Suppose you have an ArrayList of MimeMessages:
ArrayList<MimeMessage> messages = new ArrayList<MimeMessage>(20);
You add some messages to it...
...and then the method you're coding up has to return a list of messages. This has to be a MimeMessage array, and you can't change that due to hysterical porpoises. So how do you do this?
Well, hey, this should be easy, right? ArrayList has a toArray() method. So just...
...and Bob's your uncle. Right?
HAHAHAHAHAHAHA, YOU STUPID, DELUDED FOOL! toArray() returns an array of Object, not an array of what you created the ArrayList as! I mean, what were you thinking - expecting a collection of type Foo to convert into an array of Foos? That's just crazy talk!
No, Java doesn't care that your ArrayList was template instantiated on MimeMessage, thus ensuring beyond any possible doubt - at compile time - that every item in message Is-A MimeMessage! And no, Java doesn't care that it has Run-Time Type Identification and thus also knows damn well at run-time exactly what type of objects are in your ArrayList!
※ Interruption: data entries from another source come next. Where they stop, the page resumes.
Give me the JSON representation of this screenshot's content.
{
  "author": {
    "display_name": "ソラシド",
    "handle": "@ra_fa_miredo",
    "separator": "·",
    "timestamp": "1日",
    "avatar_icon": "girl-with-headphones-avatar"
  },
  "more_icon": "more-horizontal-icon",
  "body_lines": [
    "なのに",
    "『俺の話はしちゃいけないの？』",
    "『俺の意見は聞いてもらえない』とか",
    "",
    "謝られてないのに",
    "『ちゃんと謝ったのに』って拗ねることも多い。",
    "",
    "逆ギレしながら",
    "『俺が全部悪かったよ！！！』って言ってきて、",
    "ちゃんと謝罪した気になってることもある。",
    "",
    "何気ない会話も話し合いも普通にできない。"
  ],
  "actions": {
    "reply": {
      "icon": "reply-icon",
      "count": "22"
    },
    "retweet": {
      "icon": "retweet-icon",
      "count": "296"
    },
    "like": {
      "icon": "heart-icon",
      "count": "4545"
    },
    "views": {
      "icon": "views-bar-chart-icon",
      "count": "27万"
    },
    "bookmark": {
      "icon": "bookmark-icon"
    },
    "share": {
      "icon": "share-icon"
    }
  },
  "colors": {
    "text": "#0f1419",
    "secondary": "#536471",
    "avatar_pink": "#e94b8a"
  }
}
But no, in spite of all that, .toArray() still will not return a list of MimeMessages!
Now... just GUESS which of the following syntaxes you must use to make this stupid little bullshit operation actually work the way it should:
BZZZZZZZT! javac whines about "incompatable types". See earlier re: No, we don't care that Java damn well knows (at compile time!) that those are all MimeMessages in messages.
BZZZZZZZT! javac: "Expected ".class" at "
BZZZZZZZT! javac: "cannot find symbol: method toArray(java.lang.Class<javax.mail.inter
Do you give up yet?
Yes, that's right: You have to manually allocate an array of the proper type yourself, and then pass it off to the toArray() call!
Bonus lulz: If the array you pass off is too small, toArray() will trash it and create a new one for you, one that is big enough to hold the contents of the ArrayList! In other words, not only is .toArray() perfectly capable of doing the heavy lifting for you, it will in fact do exactly that... just as long as you first jump through a stupid, pointless hoop that's completely and utterly unnecessary!!
But the very worst thing? This problem is years and years old. I just ran into this myself for the first time today, but this has been happening ever since generics went into Java - which is going on four years now. You have to ask yourself, "Why the hell would they even bother to do generics, but then do it so insanely badly?" The only answer I can think of is: because they're stupid as hell, and frankly they don't care to get this right.
"Simple things should be simple, complex things should be possible." -Alan Kay
The way Java chose to implement generics makes simple things counter-intuitive and complex things unmaintainable. And guess what that means for you, Sun?
Now getcher ass on-board!
Oh wait, you already did...